» MATERIAL SUPPLIED:
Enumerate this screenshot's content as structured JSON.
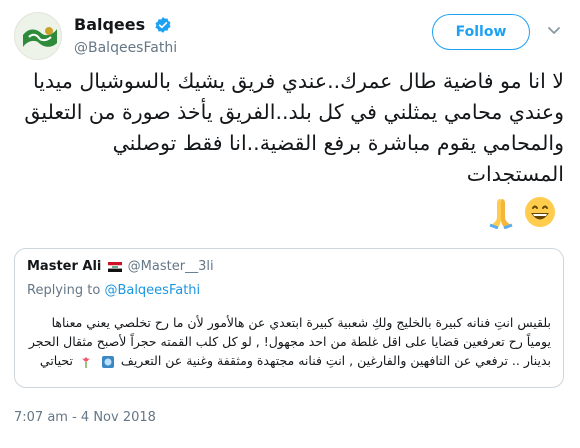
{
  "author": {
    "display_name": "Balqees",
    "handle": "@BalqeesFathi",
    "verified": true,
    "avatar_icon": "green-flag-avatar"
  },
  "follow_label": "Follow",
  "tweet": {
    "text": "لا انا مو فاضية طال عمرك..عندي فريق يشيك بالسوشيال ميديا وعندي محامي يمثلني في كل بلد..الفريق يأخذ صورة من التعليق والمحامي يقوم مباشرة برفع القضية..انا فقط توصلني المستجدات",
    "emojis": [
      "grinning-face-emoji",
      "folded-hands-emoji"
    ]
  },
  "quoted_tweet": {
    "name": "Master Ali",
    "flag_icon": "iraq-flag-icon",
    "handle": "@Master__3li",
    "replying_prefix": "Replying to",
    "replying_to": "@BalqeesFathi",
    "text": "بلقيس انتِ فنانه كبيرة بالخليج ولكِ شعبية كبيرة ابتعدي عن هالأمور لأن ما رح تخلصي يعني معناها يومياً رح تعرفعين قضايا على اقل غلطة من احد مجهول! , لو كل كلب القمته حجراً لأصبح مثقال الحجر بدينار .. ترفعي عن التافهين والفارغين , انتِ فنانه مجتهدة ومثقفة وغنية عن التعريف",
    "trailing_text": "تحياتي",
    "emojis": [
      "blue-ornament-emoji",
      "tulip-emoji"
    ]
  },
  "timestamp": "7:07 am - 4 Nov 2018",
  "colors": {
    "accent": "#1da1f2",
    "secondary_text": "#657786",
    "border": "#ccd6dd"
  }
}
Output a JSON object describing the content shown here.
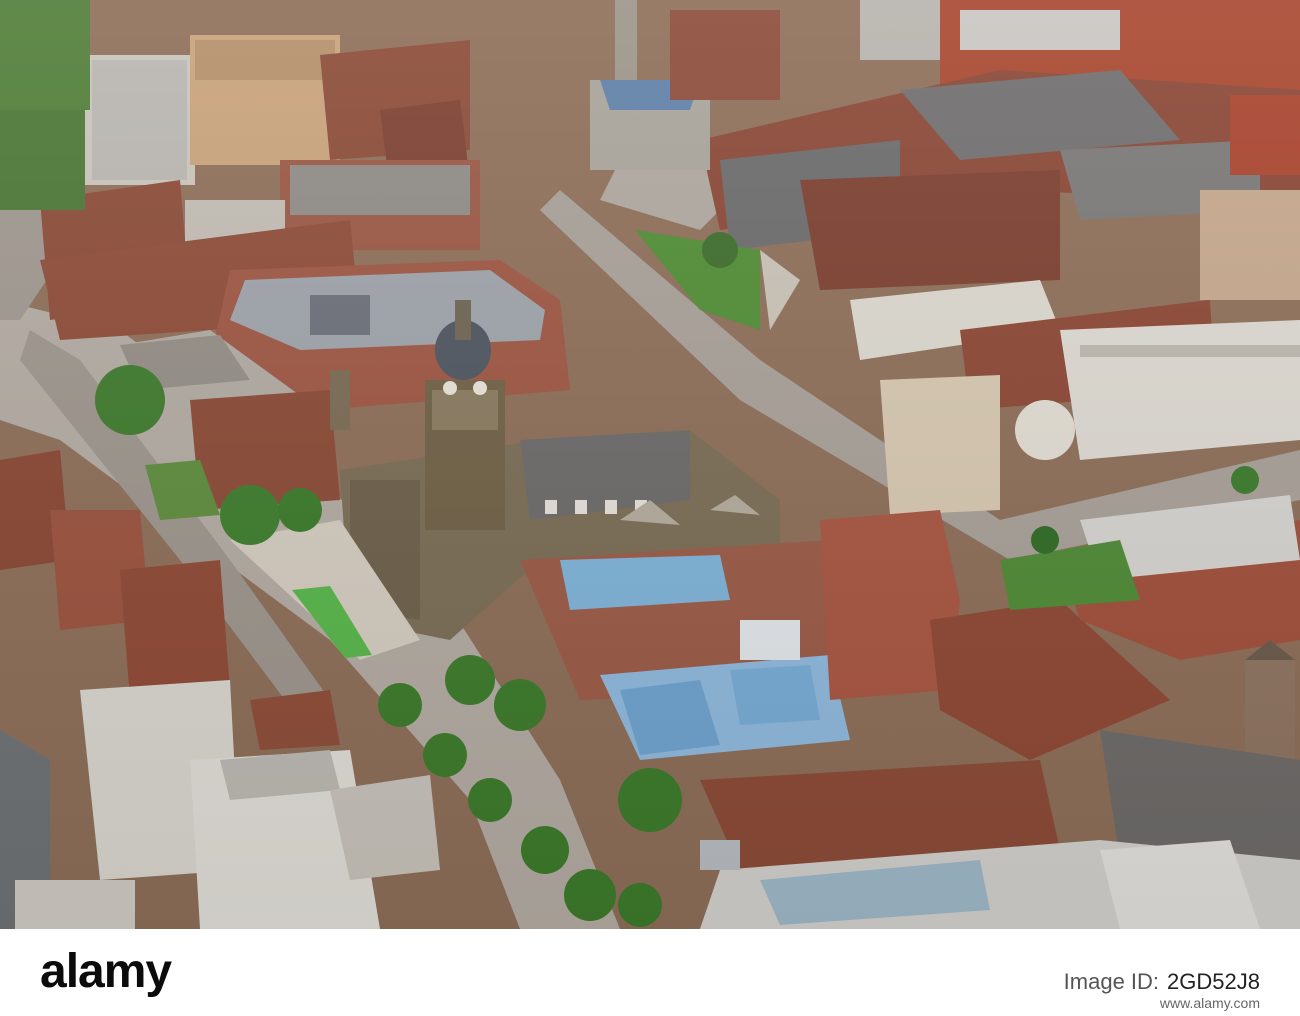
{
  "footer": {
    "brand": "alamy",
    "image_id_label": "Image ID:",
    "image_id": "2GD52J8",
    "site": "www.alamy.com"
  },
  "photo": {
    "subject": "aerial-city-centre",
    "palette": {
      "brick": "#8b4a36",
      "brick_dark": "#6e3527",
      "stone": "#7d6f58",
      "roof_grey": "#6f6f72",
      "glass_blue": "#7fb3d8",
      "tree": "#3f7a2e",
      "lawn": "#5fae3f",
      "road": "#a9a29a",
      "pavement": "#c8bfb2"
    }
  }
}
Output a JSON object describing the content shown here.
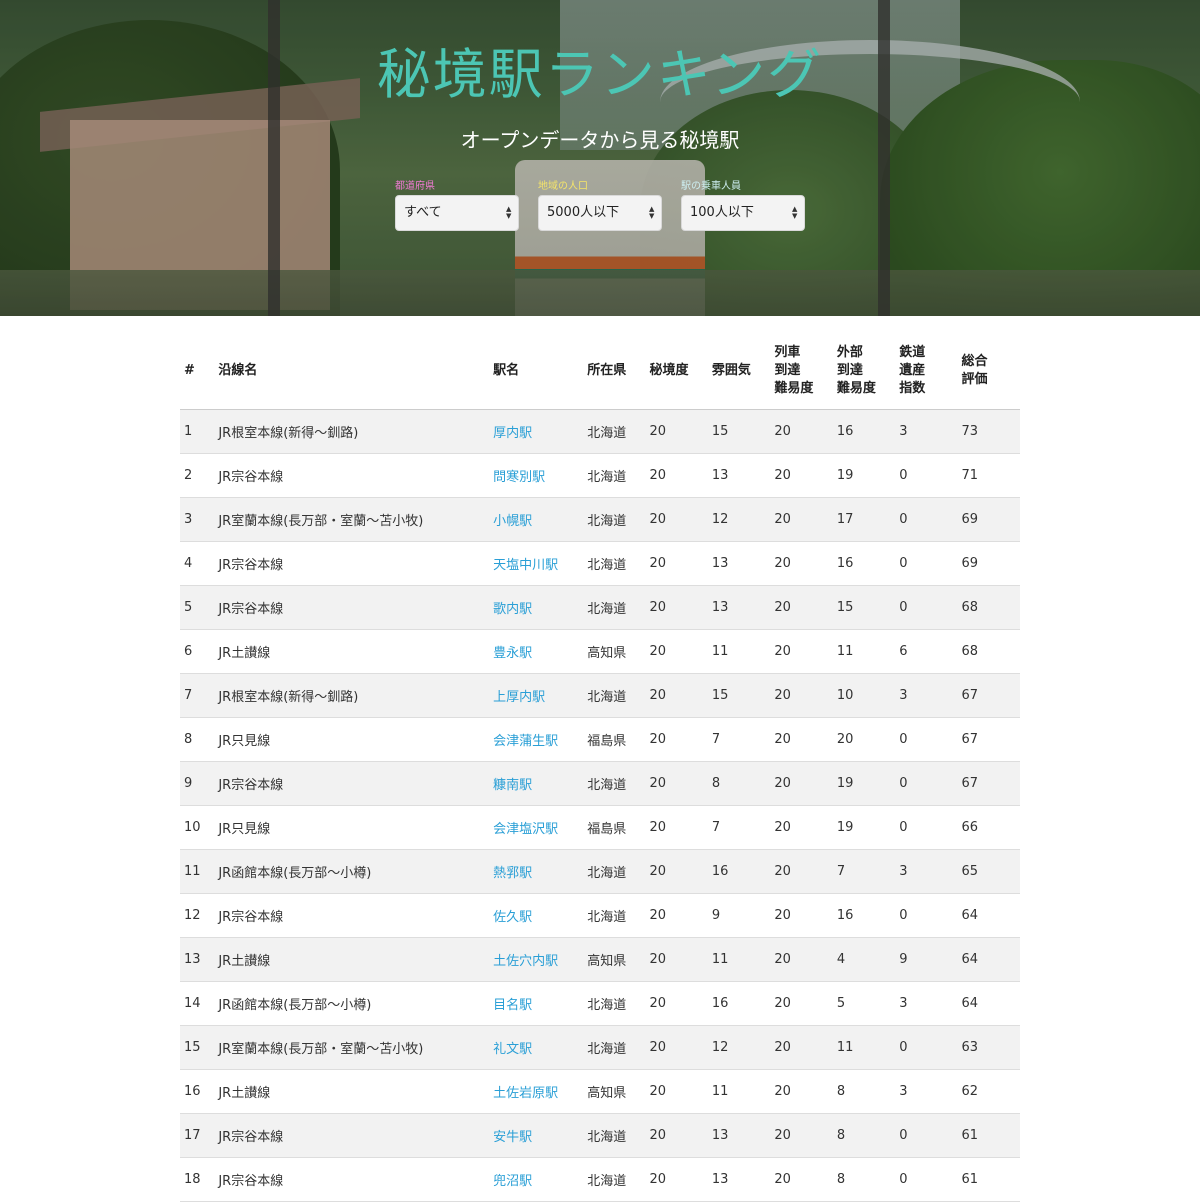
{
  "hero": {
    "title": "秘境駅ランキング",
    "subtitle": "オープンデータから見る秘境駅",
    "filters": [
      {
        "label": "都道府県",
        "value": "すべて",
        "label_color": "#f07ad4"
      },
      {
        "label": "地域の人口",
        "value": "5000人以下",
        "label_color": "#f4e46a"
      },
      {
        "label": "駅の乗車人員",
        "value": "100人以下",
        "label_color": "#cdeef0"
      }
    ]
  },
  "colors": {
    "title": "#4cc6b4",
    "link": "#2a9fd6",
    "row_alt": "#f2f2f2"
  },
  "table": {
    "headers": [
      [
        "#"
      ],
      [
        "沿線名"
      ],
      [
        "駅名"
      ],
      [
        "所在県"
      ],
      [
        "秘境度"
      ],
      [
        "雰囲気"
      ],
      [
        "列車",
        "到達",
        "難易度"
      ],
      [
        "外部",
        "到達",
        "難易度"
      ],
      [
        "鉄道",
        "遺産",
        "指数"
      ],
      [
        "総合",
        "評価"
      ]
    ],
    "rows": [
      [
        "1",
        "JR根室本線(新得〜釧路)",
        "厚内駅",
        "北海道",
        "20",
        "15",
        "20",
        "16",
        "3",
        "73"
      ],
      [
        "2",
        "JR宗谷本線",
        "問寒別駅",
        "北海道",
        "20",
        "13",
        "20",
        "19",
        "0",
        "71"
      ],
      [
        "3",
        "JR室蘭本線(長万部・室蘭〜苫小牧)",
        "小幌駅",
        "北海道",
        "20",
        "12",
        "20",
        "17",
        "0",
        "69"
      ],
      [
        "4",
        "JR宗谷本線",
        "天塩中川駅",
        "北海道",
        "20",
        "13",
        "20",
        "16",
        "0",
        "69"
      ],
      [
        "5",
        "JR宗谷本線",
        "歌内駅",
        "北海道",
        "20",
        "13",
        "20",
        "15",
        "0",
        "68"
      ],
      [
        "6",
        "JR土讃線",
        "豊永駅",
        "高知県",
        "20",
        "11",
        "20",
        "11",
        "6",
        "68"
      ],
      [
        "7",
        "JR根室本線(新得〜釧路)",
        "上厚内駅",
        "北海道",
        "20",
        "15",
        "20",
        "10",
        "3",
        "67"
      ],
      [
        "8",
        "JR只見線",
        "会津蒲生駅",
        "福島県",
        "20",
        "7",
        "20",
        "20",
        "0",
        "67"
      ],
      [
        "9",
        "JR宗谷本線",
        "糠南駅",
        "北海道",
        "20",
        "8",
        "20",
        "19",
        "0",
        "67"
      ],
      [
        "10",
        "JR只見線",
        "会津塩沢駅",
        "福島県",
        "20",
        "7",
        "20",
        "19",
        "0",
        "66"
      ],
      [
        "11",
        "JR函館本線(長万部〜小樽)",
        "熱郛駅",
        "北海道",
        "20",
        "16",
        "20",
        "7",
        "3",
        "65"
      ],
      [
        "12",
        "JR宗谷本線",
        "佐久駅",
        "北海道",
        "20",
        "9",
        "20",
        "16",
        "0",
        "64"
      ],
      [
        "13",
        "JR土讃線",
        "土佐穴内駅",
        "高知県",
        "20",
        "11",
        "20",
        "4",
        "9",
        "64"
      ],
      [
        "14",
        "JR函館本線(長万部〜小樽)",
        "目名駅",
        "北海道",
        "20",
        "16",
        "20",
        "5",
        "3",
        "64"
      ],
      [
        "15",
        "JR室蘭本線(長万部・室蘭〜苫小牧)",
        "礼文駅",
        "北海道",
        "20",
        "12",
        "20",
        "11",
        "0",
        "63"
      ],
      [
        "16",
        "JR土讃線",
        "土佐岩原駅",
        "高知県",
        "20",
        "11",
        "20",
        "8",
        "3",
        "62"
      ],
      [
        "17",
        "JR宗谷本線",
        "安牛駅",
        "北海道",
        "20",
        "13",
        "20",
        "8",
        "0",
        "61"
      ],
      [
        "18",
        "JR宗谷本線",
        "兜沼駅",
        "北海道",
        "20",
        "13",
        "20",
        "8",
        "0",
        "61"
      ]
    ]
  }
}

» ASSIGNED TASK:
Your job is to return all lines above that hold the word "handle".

» ANSWER AREA:
    "handle": "@BalqeesFathi",
    "handle": "@Master__3li",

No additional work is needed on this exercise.